I'm a cosmologist – my professional interests focus far away from the Earth. This might seem an incongruous viewpoint from which to address practical terrestrial issues. But I also believe that our civilisation may be threatened by 21st-century technology. A cosmic perspective sharpens this concern; it strengthens the imperative to cherish what Carl Sagan called our "pale blue dot" in the cosmos.
The stupendous timespans of the evolutionary past are now part of common culture. But many still perceive humanity as some kind of culmination; cosmologists, in contrast, are mindful that still vaster timespans lie ahead. The unfolding of intelligence and complexity could still be near its cosmic beginnings: in far-future aeons even more marvellous biodiversity could emerge. From this perspective, the present century seems the most crucial for Earth's history – it is a century when human choices and actions could ensure the perpetual future of life (which may lie not just on the Earth, but far beyond it); in contrast, through malign intent, or through misadventure, the next few generations could jeopardise life's potential, foreclosing its human and post-human future.
Viewed from deep space, our entire habitat of land, oceans and clouds is revealed as a thin, delicate glaze – its beauty and vulnerability contrasting with the stark and sterile moonscape on which the astronauts left their footprints. During nearly all its 4.5-billion-year history, Earth's appearance has altered very gradually. The only abrupt worldwide changes were triggered by major asteroid impacts or volcanic super-eruptions. Apart from those brief traumas, nothing happened suddenly – the continental land masses drifted; the ice cover waxed and waned; successions of new species emerged, evolved and became extinct.

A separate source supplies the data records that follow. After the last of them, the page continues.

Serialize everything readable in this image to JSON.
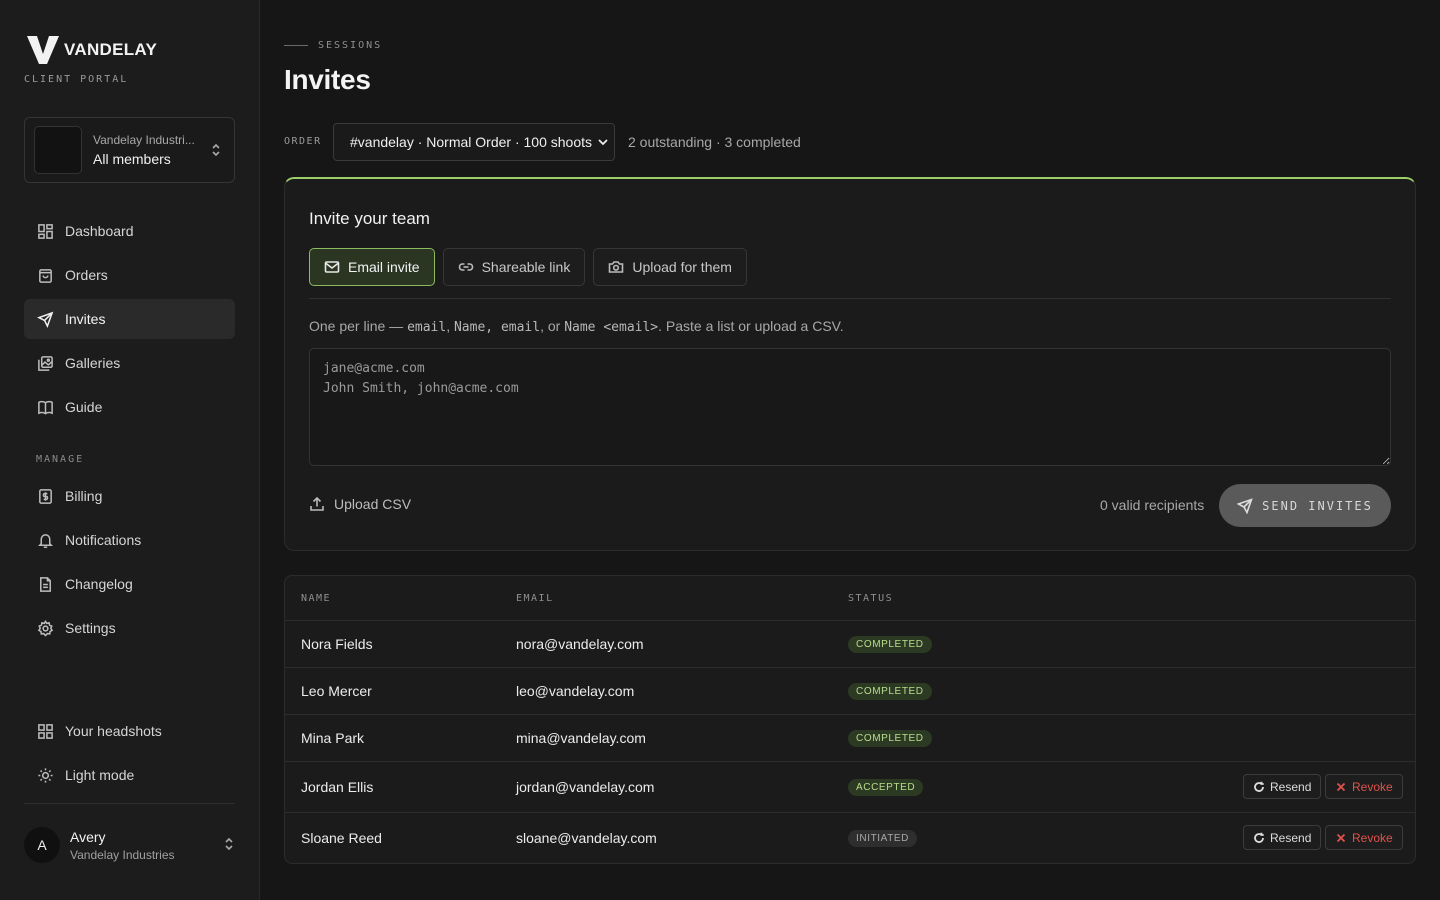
{
  "brand": {
    "name": "VANDELAY",
    "subtitle": "CLIENT PORTAL"
  },
  "org_switcher": {
    "org_name": "Vandelay Industri...",
    "scope": "All members"
  },
  "nav": {
    "primary": [
      {
        "label": "Dashboard",
        "icon": "dashboard-icon"
      },
      {
        "label": "Orders",
        "icon": "shopping-bag-icon"
      },
      {
        "label": "Invites",
        "icon": "send-icon",
        "active": true
      },
      {
        "label": "Galleries",
        "icon": "gallery-icon"
      },
      {
        "label": "Guide",
        "icon": "book-icon"
      }
    ],
    "section_label": "MANAGE",
    "manage": [
      {
        "label": "Billing",
        "icon": "billing-icon"
      },
      {
        "label": "Notifications",
        "icon": "bell-icon"
      },
      {
        "label": "Changelog",
        "icon": "document-icon"
      },
      {
        "label": "Settings",
        "icon": "gear-icon"
      }
    ],
    "footer": [
      {
        "label": "Your headshots",
        "icon": "grid-icon"
      },
      {
        "label": "Light mode",
        "icon": "sun-icon"
      }
    ]
  },
  "user": {
    "initial": "A",
    "name": "Avery",
    "org": "Vandelay Industries"
  },
  "header": {
    "breadcrumb": "SESSIONS",
    "title": "Invites"
  },
  "order": {
    "label": "ORDER",
    "selected": "#vandelay · Normal Order · 100 shoots",
    "meta": "2 outstanding · 3 completed"
  },
  "invite": {
    "title": "Invite your team",
    "tabs": [
      {
        "label": "Email invite",
        "icon": "mail-icon",
        "active": true
      },
      {
        "label": "Shareable link",
        "icon": "link-icon"
      },
      {
        "label": "Upload for them",
        "icon": "camera-icon"
      }
    ],
    "hint": {
      "prefix": "One per line — ",
      "code1": "email",
      "sep1": ", ",
      "code2": "Name, email",
      "sep2": ", or ",
      "code3": "Name <email>",
      "suffix": ". Paste a list or upload a CSV."
    },
    "textarea_placeholder": "jane@acme.com\nJohn Smith, john@acme.com",
    "upload_csv_label": "Upload CSV",
    "valid_recipients": "0 valid recipients",
    "send_label": "SEND INVITES"
  },
  "table": {
    "columns": [
      "NAME",
      "EMAIL",
      "STATUS"
    ],
    "rows": [
      {
        "name": "Nora Fields",
        "email": "nora@vandelay.com",
        "status": "COMPLETED"
      },
      {
        "name": "Leo Mercer",
        "email": "leo@vandelay.com",
        "status": "COMPLETED"
      },
      {
        "name": "Mina Park",
        "email": "mina@vandelay.com",
        "status": "COMPLETED"
      },
      {
        "name": "Jordan Ellis",
        "email": "jordan@vandelay.com",
        "status": "ACCEPTED",
        "actions": true
      },
      {
        "name": "Sloane Reed",
        "email": "sloane@vandelay.com",
        "status": "INITIATED",
        "actions": true
      }
    ],
    "resend_label": "Resend",
    "revoke_label": "Revoke"
  },
  "colors": {
    "accent": "#9ccf6a",
    "danger": "#e0524a",
    "background": "#161616"
  }
}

But in just a tiny sliver of the Earth's history – the last one-millionth part, a few thousand years – the patterns of vegetation altered much faster than before. This signalled the start of agriculture – the imprint on the terrain of a population of humans, empowered by tools. The pace of change accelerated as human populations rose. Quite different transformations were then manifest; and these were even more abrupt. Within 50 years – little more than one-hundredth-of-a-millionth of the Earth's age – the amount of carbon dioxide in the atmosphere, which over most of Earth's history had been slowly falling, began to rise anomalously fast. The planet became an intense emitter of radio waves (the total output from all television, cellphone and radar transmissions.) And something else happened, unprecedented in Earth's history: metallic objects – albeit very small ones, a few tonnes at most – left the planet's surface and escaped the biosphere completely. Some were propelled into orbits around the Earth; some journeyed to the Moon and planets; a few even followed a trajectory that would take them deep into interstellar space, leaving the solar system for ever.